In The Medici Effect, author Frans Johansson explores one simple yet profound insight about innovation: in the intersection of different fields, disciplines and cultures, there’s an abundance of extraordinary new ideas to be explored.
Putting together ideas from different areas — ideas that were always seen as completely apart can easily generate an explosion of new ideas. And since the best way to have great ideas is to have lots of ideas, the best chances for innovation are at those intersections.
Idea Generation and Execution
The Medici effect refers to a phenomenon that occurs when a number of talented, creative and productive people from different fields are brought together and are able to collaborate to create something innovative and new. The idea comes from a book by Frans Johansson by the same name. It draws on the history of the wealthy Medici family, whose patronage brought poets, philosophers, scientists, painters and other artisans from around Europe to Florence, Italy, between the 13th and 17th centuries. Bringing these talented people together and allowing them to collaborate is believed to have kicked off the Renaissance period, a period of human history marked by great innovation.

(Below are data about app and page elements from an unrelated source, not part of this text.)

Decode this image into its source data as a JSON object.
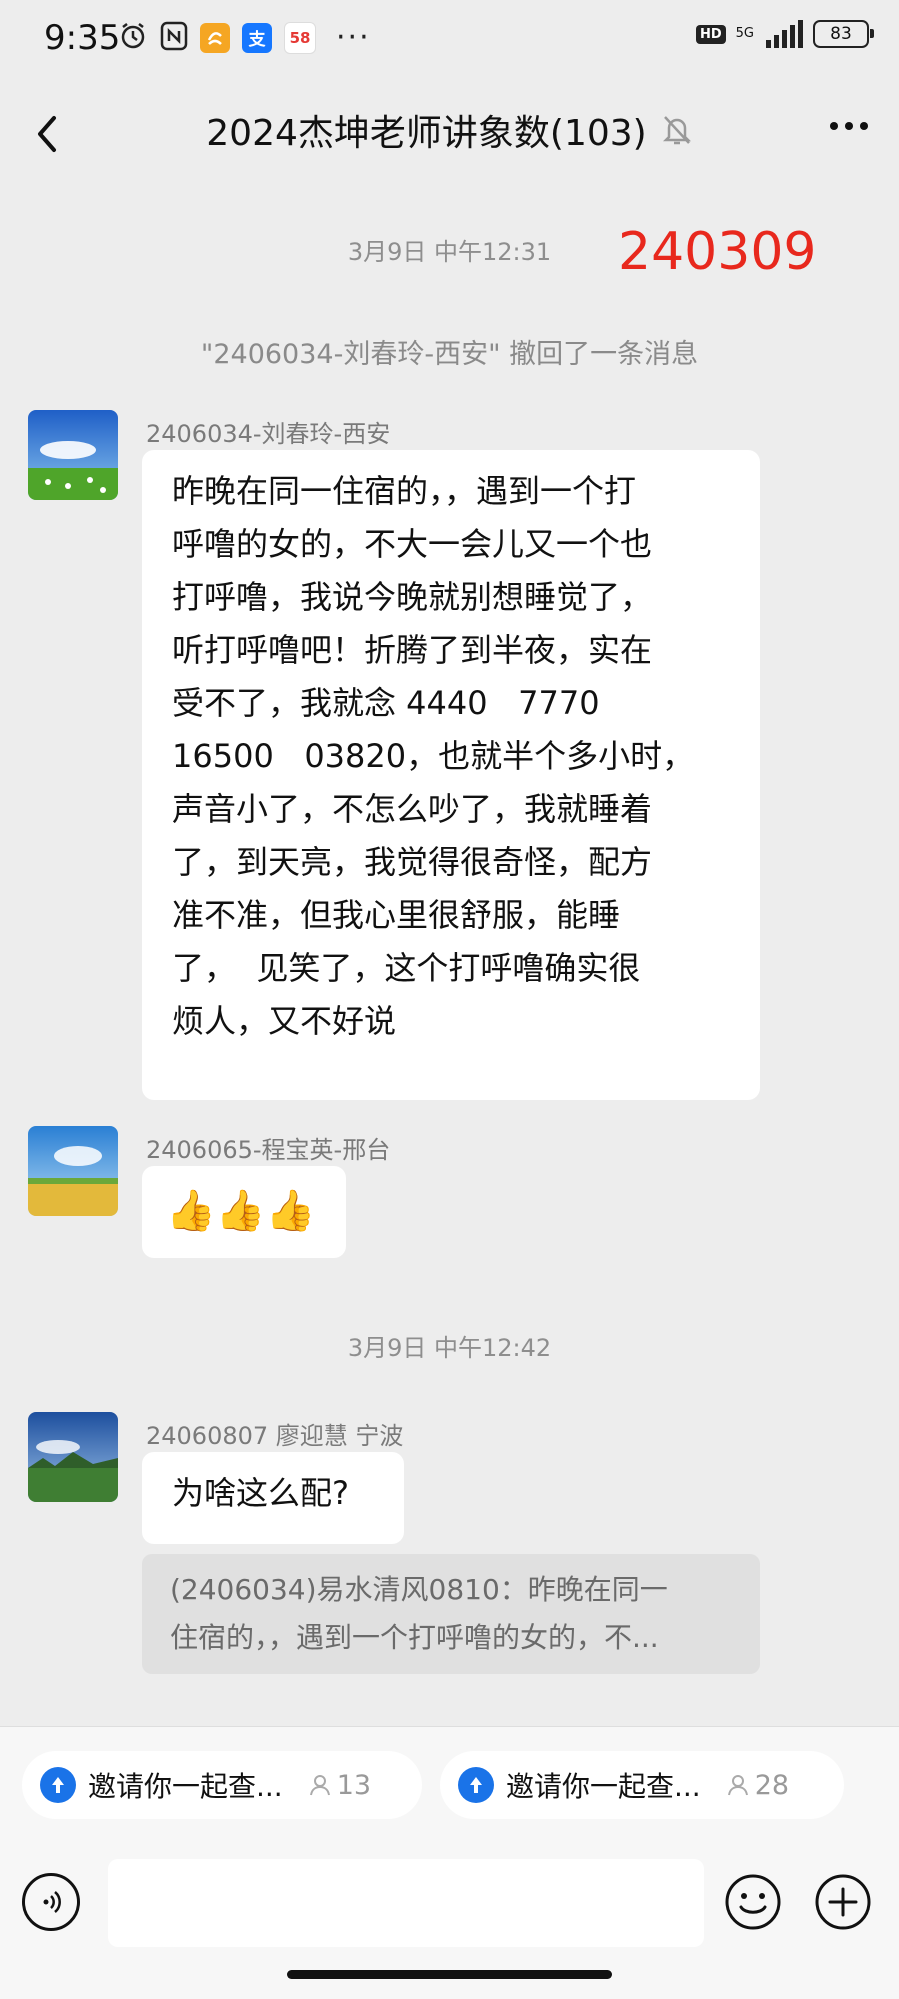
{
  "status_bar": {
    "time": "9:35",
    "app_icons": [
      "alarm-icon",
      "nfc-icon",
      "app-orange-icon",
      "alipay-icon",
      "58-app-icon"
    ],
    "alipay_glyph": "支",
    "app58_glyph": "58",
    "more": "···",
    "hd": "HD",
    "network": "5G",
    "battery": "83"
  },
  "header": {
    "title": "2024杰坤老师讲象数(103)",
    "muted": true
  },
  "messages": {
    "time1": "3月9日 中午12:31",
    "annotation": "240309",
    "recall_notice": "\"2406034-刘春玲-西安\" 撤回了一条消息",
    "m1": {
      "sender": "2406034-刘春玲-西安",
      "lines": [
        "昨晚在同一住宿的，，遇到一个打",
        "呼噜的女的，不大一会儿又一个也",
        "打呼噜，我说今晚就别想睡觉了，",
        "听打呼噜吧！折腾了到半夜，实在",
        "受不了，我就念 4440   7770",
        "16500   03820，也就半个多小时，",
        "声音小了，不怎么吵了，我就睡着",
        "了，到天亮，我觉得很奇怪，配方",
        "准不准，但我心里很舒服，能睡",
        "了，  见笑了，这个打呼噜确实很",
        "烦人，又不好说"
      ]
    },
    "m2": {
      "sender": "2406065-程宝英-邢台",
      "text": "👍👍👍"
    },
    "time2": "3月9日 中午12:42",
    "m3": {
      "sender": "24060807 廖迎慧 宁波",
      "text": "为啥这么配?",
      "quote_lines": [
        "(2406034)易水清风0810：昨晚在同一",
        "住宿的，，遇到一个打呼噜的女的，不..."
      ]
    }
  },
  "bottom": {
    "chips": [
      {
        "label": "邀请你一起查...",
        "count": "13"
      },
      {
        "label": "邀请你一起查...",
        "count": "28"
      }
    ],
    "input_placeholder": ""
  }
}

This is where the “The Medici Effect take place” where ideas and concepts from diverse industries, cultures, departments, and disciplines collide, ultimately igniting an explosion of ideas leading to extraordinary innovations. Breakthrough ideas are most often “intersectional” and occur when we bring concepts from one field into a new, unfamiliar territory.
According to Johansson, there are a few “facts of innovation” that govern the creation of new ideas:
- All new ideas are combinations of old ideas, but not all idea combinations are created equal.
- People and realizations that change the world often generate a number of powerful ideas. Johansson cites Richard Branson–and the various ideas he and the Virgin empire have spawned–as an example.
- When you bring together diverse teams and perspectives, you have the ability to create an exponential increase in ideas.
There are countless examples of how this works in the social innovation realm, but Johansson points out a few particularly powerful examples, including the Burqini, a bathing suit developed in Australia for Muslim women, and the architects who have used lessons from how termites construct mounds in the African Savannah to build an energy-efficient shopping center and office block in Zimbabwe.
In general, biomimicry is one of the most prominent examples of disciplines colliding to do good. That ultra-efficient solar panel? It’s based on the biology of leaves. And that energy-efficient skyscraper? In the future, it might be covered in cooling lichen.
An Innovative approach to bring Innovation.